• Exercise details:
Extract every entry word for word. Skip the pictures.

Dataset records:
-------------------------

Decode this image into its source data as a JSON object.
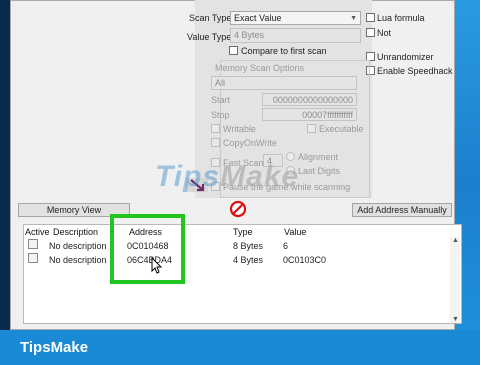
{
  "scan": {
    "scan_type_label": "Scan Type",
    "scan_type_value": "Exact Value",
    "value_type_label": "Value Type",
    "value_type_value": "4 Bytes",
    "compare_first": "Compare to first scan",
    "lua_formula": "Lua formula",
    "not_label": "Not",
    "unrandomizer": "Unrandomizer",
    "enable_speedhack": "Enable Speedhack"
  },
  "memory_options": {
    "title": "Memory Scan Options",
    "region": "All",
    "start_label": "Start",
    "start_value": "0000000000000000",
    "stop_label": "Stop",
    "stop_value": "00007fffffffffff",
    "writable": "Writable",
    "executable": "Executable",
    "copy_on_write": "CopyOnWrite",
    "fast_scan": "Fast Scan",
    "fast_scan_value": "4",
    "alignment": "Alignment",
    "last_digits": "Last Digits",
    "pause_text": "Pause the game while scanning"
  },
  "buttons": {
    "memory_view": "Memory View",
    "add_address": "Add Address Manually"
  },
  "results": {
    "headers": [
      "Active",
      "Description",
      "Address",
      "Type",
      "Value"
    ],
    "rows": [
      {
        "description": "No description",
        "address": "0C010468",
        "type": "8 Bytes",
        "value": "6"
      },
      {
        "description": "No description",
        "address": "06C4BDA4",
        "type": "4 Bytes",
        "value": "0C0103C0"
      }
    ]
  },
  "watermark": {
    "tips": "Tips",
    "make": "Make"
  },
  "footer": {
    "brand": "TipsMake"
  }
}
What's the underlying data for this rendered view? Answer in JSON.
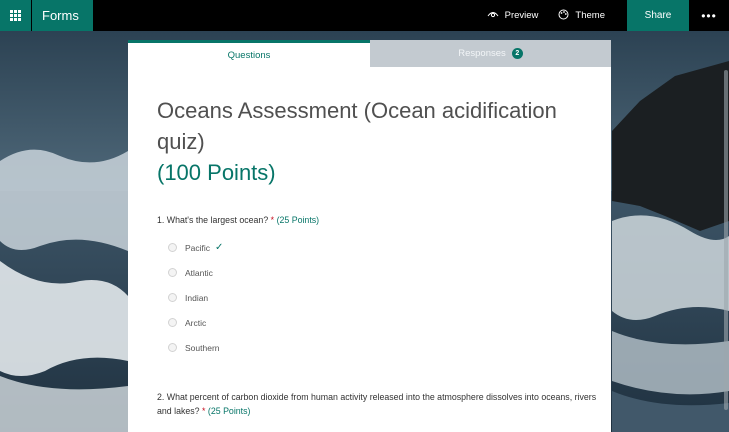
{
  "app": {
    "name": "Forms"
  },
  "toolbar": {
    "preview_label": "Preview",
    "theme_label": "Theme",
    "share_label": "Share",
    "more_label": "•••"
  },
  "tabs": {
    "questions": "Questions",
    "responses": "Responses",
    "responses_count": "2"
  },
  "form": {
    "title": "Oceans Assessment (Ocean acidification quiz)",
    "points": "(100 Points)"
  },
  "questions": [
    {
      "text": "1. What's the largest ocean?",
      "required_mark": "*",
      "points": "(25 Points)",
      "options": [
        "Pacific",
        "Atlantic",
        "Indian",
        "Arctic",
        "Southern"
      ],
      "correct": "Pacific"
    },
    {
      "text": "2. What percent of carbon dioxide from human activity released into the atmosphere dissolves into oceans, rivers and lakes?",
      "required_mark": "*",
      "points": "(25 Points)"
    }
  ],
  "colors": {
    "accent": "#077568",
    "topbar": "#000000",
    "required": "#c50f1f"
  },
  "icons": [
    "waffle-icon",
    "preview-eye-icon",
    "theme-palette-icon",
    "check-icon"
  ]
}
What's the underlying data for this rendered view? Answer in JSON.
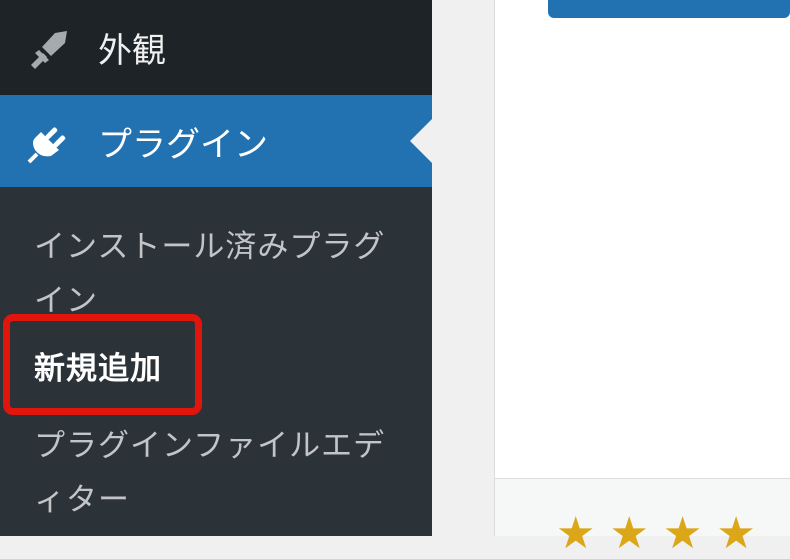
{
  "sidebar": {
    "appearance": {
      "label": "外観",
      "icon": "paintbrush-icon"
    },
    "plugins": {
      "label": "プラグイン",
      "icon": "plugin-icon"
    },
    "submenu": [
      {
        "label": "インストール済みプラグイン"
      },
      {
        "label": "新規追加",
        "current": true
      },
      {
        "label": "プラグインファイルエディター"
      }
    ]
  },
  "main": {
    "rating_stars": [
      "★",
      "★",
      "★",
      "★"
    ]
  },
  "colors": {
    "sidebar_bg": "#2c3338",
    "active_menu": "#2271b1",
    "highlight": "#e0150b",
    "star": "#dba617"
  }
}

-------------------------

• Your solution:
Decode this image into its source data as a JSON object.
{
  "scan": {
    "scan_type_label": "Scan Type",
    "scan_type_value": "Exact Value",
    "value_type_label": "Value Type",
    "value_type_value": "4 Bytes",
    "compare_first": "Compare to first scan",
    "lua_formula": "Lua formula",
    "not_label": "Not",
    "unrandomizer": "Unrandomizer",
    "enable_speedhack": "Enable Speedhack"
  },
  "memory_options": {
    "title": "Memory Scan Options",
    "region": "All",
    "start_label": "Start",
    "start_value": "0000000000000000",
    "stop_label": "Stop",
    "stop_value": "00007fffffffffff",
    "writable": "Writable",
    "executable": "Executable",
    "copy_on_write": "CopyOnWrite",
    "fast_scan": "Fast Scan",
    "fast_scan_value": "4",
    "alignment": "Alignment",
    "last_digits": "Last Digits",
    "pause_text": "Pause the game while scanning"
  },
  "buttons": {
    "memory_view": "Memory View",
    "add_address": "Add Address Manually"
  },
  "results": {
    "headers": [
      "Active",
      "Description",
      "Address",
      "Type",
      "Value"
    ],
    "rows": [
      {
        "description": "No description",
        "address": "0C010468",
        "type": "8 Bytes",
        "value": "6"
      },
      {
        "description": "No description",
        "address": "06C4BDA4",
        "type": "4 Bytes",
        "value": "0C0103C0"
      }
    ]
  },
  "watermark": {
    "tips": "Tips",
    "make": "Make"
  },
  "footer": {
    "brand": "TipsMake"
  }
}
What's the underlying data for this rendered view? Answer in JSON.
{
  "app": {
    "name": "Forms"
  },
  "toolbar": {
    "preview_label": "Preview",
    "theme_label": "Theme",
    "share_label": "Share",
    "more_label": "•••"
  },
  "tabs": {
    "questions": "Questions",
    "responses": "Responses",
    "responses_count": "2"
  },
  "form": {
    "title": "Oceans Assessment (Ocean acidification quiz)",
    "points": "(100 Points)"
  },
  "questions": [
    {
      "text": "1. What's the largest ocean?",
      "required_mark": "*",
      "points": "(25 Points)",
      "options": [
        "Pacific",
        "Atlantic",
        "Indian",
        "Arctic",
        "Southern"
      ],
      "correct": "Pacific"
    },
    {
      "text": "2. What percent of carbon dioxide from human activity released into the atmosphere dissolves into oceans, rivers and lakes?",
      "required_mark": "*",
      "points": "(25 Points)"
    }
  ],
  "colors": {
    "accent": "#077568",
    "topbar": "#000000",
    "required": "#c50f1f"
  },
  "icons": [
    "waffle-icon",
    "preview-eye-icon",
    "theme-palette-icon",
    "check-icon"
  ]
}
What's the underlying data for this rendered view? Answer in JSON.
{
  "sidebar": {
    "appearance": {
      "label": "外観",
      "icon": "paintbrush-icon"
    },
    "plugins": {
      "label": "プラグイン",
      "icon": "plugin-icon"
    },
    "submenu": [
      {
        "label": "インストール済みプラグイン"
      },
      {
        "label": "新規追加",
        "current": true
      },
      {
        "label": "プラグインファイルエディター"
      }
    ]
  },
  "main": {
    "rating_stars": [
      "★",
      "★",
      "★",
      "★"
    ]
  },
  "colors": {
    "sidebar_bg": "#2c3338",
    "active_menu": "#2271b1",
    "highlight": "#e0150b",
    "star": "#dba617"
  }
}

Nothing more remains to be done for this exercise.